“I think the role of government today is far more about setting a strategic direction, but delivering things is where government is weak and I favour today much more public-private partnership,” he told his international audience.
“I think we can use voluntary organisations, community organisations much more, and government should be smaller and smarter and more strategic.”
Mr Blair spoke alongside Russian government ministers and finance bosses at the Putin-backed St Petersburg Economic Forum.
Most Western businesses tend to avoid the summit, which is a competitor to an annual gathering in Davos.
Despite the former PM’s advice, the public-private partnerships Mr Blair implemented while in office in Britain have had a troubled legacy.
Private finance initiatives (PFI), heavily used under the last Labour government, have left the UK’s treasury with a £222bn debt, the Independent on Sunday reported in April.
The huge debt however only yielded assets valued at £56.5bn, meaning the Treasury ended up paying around four times as much for the deals as it would have had to up front.
Tony Blair: A career of controversies
Tony Blair: A career of controversies
1/11 The Tony Blair 'selfie'.. A journalist takes a picture of Kennard Phillips 'Photo Op', depicting Prime Minister Tony Blair taking a 'selfie' in front of an explosion in Iraq, during a press viewing of the exhibition Catalyst: Contemporary Art and War
2/11 Protesters pictured outside the QEII Conference centre in London in 2011 as former British PM Tony Blair give his evidence in the Chilcot Iraq Inquiry
3/11 David Lawley-Wakelin, who disrupted Tony Blair’s testimony at the Leveson Inquiry by bursting into the court
4/11 Blair giving evidence
5/11 Tony Blair visiting troops in Iraq in 2007
6/11 Blair meeting with troops in Basra, Iraq in 2003
7/11 Britain's Prime Minister Tony Blair speaks to British soldiers at Divisional Headquaters in Basra, May 2007
8/11 British Prime Minister Tony Blair eats dinner with British troops in Basra, Iraq, 21 December, 2004
9/11 Syrian president Bashar El Assad during his official visit to the United Kingdom in 2002. Mr Blair tried to engage Mr Garcia in a conversation about Syria. The former Prime Minister made clear he was very much in favour of military intervention last summer.
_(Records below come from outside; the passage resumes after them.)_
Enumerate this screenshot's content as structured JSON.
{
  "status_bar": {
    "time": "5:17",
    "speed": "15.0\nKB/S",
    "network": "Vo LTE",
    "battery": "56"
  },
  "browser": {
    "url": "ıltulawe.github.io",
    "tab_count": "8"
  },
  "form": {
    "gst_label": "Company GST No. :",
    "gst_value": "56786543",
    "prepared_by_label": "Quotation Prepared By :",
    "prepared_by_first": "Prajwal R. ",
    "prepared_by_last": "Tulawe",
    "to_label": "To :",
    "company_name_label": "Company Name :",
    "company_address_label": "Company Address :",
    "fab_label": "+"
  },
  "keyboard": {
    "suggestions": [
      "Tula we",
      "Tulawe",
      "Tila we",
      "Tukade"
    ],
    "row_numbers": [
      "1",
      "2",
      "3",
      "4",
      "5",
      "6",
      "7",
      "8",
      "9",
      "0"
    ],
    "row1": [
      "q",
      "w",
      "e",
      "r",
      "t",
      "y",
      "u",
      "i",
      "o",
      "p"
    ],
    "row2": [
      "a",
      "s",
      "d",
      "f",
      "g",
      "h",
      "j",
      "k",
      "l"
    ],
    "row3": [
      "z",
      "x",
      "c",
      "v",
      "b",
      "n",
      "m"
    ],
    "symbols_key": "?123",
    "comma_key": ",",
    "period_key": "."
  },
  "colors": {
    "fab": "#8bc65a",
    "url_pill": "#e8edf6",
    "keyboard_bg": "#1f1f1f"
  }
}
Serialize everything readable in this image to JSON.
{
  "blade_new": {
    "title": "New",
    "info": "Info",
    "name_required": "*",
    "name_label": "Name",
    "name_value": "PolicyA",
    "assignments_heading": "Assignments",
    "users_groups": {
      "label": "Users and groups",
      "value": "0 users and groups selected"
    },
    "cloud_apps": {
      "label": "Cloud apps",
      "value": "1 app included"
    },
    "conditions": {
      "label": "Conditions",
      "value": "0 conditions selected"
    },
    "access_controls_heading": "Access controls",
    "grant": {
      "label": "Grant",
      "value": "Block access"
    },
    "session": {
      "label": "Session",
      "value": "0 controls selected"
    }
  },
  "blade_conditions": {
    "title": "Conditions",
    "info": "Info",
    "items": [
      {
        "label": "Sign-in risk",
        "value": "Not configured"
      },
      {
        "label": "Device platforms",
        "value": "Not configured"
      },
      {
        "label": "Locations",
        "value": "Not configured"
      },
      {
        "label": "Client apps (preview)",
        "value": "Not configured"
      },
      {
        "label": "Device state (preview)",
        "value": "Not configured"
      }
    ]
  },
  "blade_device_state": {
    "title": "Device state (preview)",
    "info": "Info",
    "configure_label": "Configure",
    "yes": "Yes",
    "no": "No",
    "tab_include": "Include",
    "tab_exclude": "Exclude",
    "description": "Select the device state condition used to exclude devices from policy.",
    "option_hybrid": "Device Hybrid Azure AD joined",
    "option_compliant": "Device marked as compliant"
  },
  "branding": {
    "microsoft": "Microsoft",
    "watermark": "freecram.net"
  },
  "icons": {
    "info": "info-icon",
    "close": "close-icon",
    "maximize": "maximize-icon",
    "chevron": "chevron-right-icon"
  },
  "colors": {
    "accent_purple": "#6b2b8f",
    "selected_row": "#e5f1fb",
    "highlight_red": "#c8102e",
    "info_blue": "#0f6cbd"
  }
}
10/11 Syrian president Bashar El Assad and wife Asma during their official visit to the United Kingdom in 2002. Mr Blair tried to engage Mr Garcia in a conversation about Syria
11/11 Former Prime Minister Tony Blair's signature adorns a program he signed for an Iraq veteran during a reception at the Guildhall in London following the service of commemoration at St Paul's Cathedral honouring UK military and civilian personnel who served in Iraq
Other high profile public-private partnerships, such as an attempt to impose such a structure on the London Underground, also ended in failure.
Mr Blair however insisted that private sector involvement could be beneficial. He told the audience it was important that countries made an effort to accommodate big business.
“You should have predictable rules for doing business, you need the basic rule of law including protection of property rights, the absence of corruption, the ability to start a business easily, government not weighing down on business but helping create the right business environment,” he said.
“These things are not difficult to describe, they are just difficult to do. But they are absolutely necessary.”
A spokesman for Mr Blair's office said: “Mr Blair participated in a panel discussion about the need for government reform. He discussed leading reform programmes and improving the delivery of public services, having established the Delivery Unit while prime minister and worked on the issue of governance since leaving office.”
Additional reporting by PAReuse content